Revelation 1:10 (Go to this verse :: Verse pop-up)
Our English word "church" is derived from the Greek word kuriakon, which means "belonging to a lord." But of itself, kuriakon has absolutely no religious connotation. It simply meant "the lord or master of a property." It is never used in the Bible in reference to the body of Jesus Christ (the church).

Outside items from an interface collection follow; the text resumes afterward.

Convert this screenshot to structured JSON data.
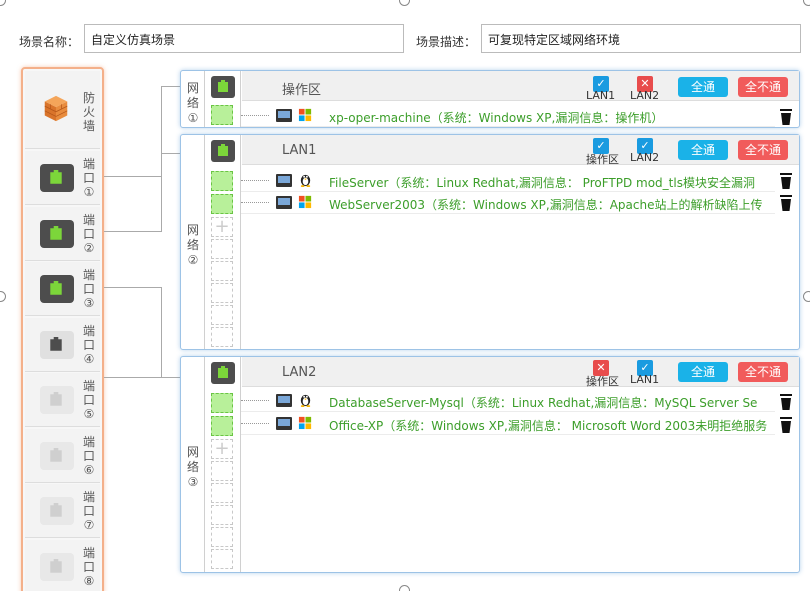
{
  "scene": {
    "name_label": "场景名称：",
    "name_value": "自定义仿真场景",
    "desc_label": "场景描述：",
    "desc_value": "可复现特定区域网络环境"
  },
  "firewall": {
    "label": "防火墙",
    "ports": [
      {
        "label": "端口①",
        "state": "active"
      },
      {
        "label": "端口②",
        "state": "active"
      },
      {
        "label": "端口③",
        "state": "active"
      },
      {
        "label": "端口④",
        "state": "idle"
      },
      {
        "label": "端口⑤",
        "state": "disabled"
      },
      {
        "label": "端口⑥",
        "state": "disabled"
      },
      {
        "label": "端口⑦",
        "state": "disabled"
      },
      {
        "label": "端口⑧",
        "state": "disabled"
      }
    ]
  },
  "networks": [
    {
      "label": "网络①",
      "title": "操作区",
      "checks": [
        {
          "label": "LAN1",
          "checked": true
        },
        {
          "label": "LAN2",
          "checked": false
        }
      ],
      "all_button": "全通",
      "none_button": "全不通",
      "hosts": [
        {
          "text": "xp-oper-machine（系统：Windows XP,漏洞信息：操作机）",
          "os": "windows-icon"
        }
      ]
    },
    {
      "label": "网络②",
      "title": "LAN1",
      "checks": [
        {
          "label": "操作区",
          "checked": true
        },
        {
          "label": "LAN2",
          "checked": true
        }
      ],
      "all_button": "全通",
      "none_button": "全不通",
      "hosts": [
        {
          "text": "FileServer（系统：Linux Redhat,漏洞信息： ProFTPD mod_tls模块安全漏洞",
          "os": "linux-icon"
        },
        {
          "text": "WebServer2003（系统：Windows XP,漏洞信息：Apache站上的解析缺陷上传",
          "os": "windows-icon"
        }
      ]
    },
    {
      "label": "网络③",
      "title": "LAN2",
      "checks": [
        {
          "label": "操作区",
          "checked": false
        },
        {
          "label": "LAN1",
          "checked": true
        }
      ],
      "all_button": "全通",
      "none_button": "全不通",
      "hosts": [
        {
          "text": "DatabaseServer-Mysql（系统：Linux Redhat,漏洞信息：MySQL Server Se",
          "os": "linux-icon"
        },
        {
          "text": "Office-XP（系统：Windows XP,漏洞信息： Microsoft Word 2003未明拒绝服务",
          "os": "windows-icon"
        }
      ]
    }
  ],
  "colors": {
    "accent_blue": "#1ab2e8",
    "danger_red": "#f15b5b",
    "host_text_green": "#3c9e2a",
    "panel_border": "#9dc3e6",
    "firewall_border": "#f4b08a"
  }
}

Kuriakon is used where it says "on the Lord's [kuriakon] day." It does not mean Sunday. It does not mean the Sabbath. It means the Day of the Lord, which is at the end-time. So it is a day belonging to the Lord. How did this get into the English language? It was the English-speaking Israelites who transformed kuriakon into a religious term. It emerged first in the word kirk, and finally evolved through the centuries into the word "church." Its first usage in English was as a building in which religious meetings were held, but eventually became used for the people in the building too. Kuriakon is not used in Acts 7:38. Ecclesia is, which means "assembly, group" and it is even used in the Bible for a mob.
John W. Ritenbaugh
Where Is the Beast? (Part 4)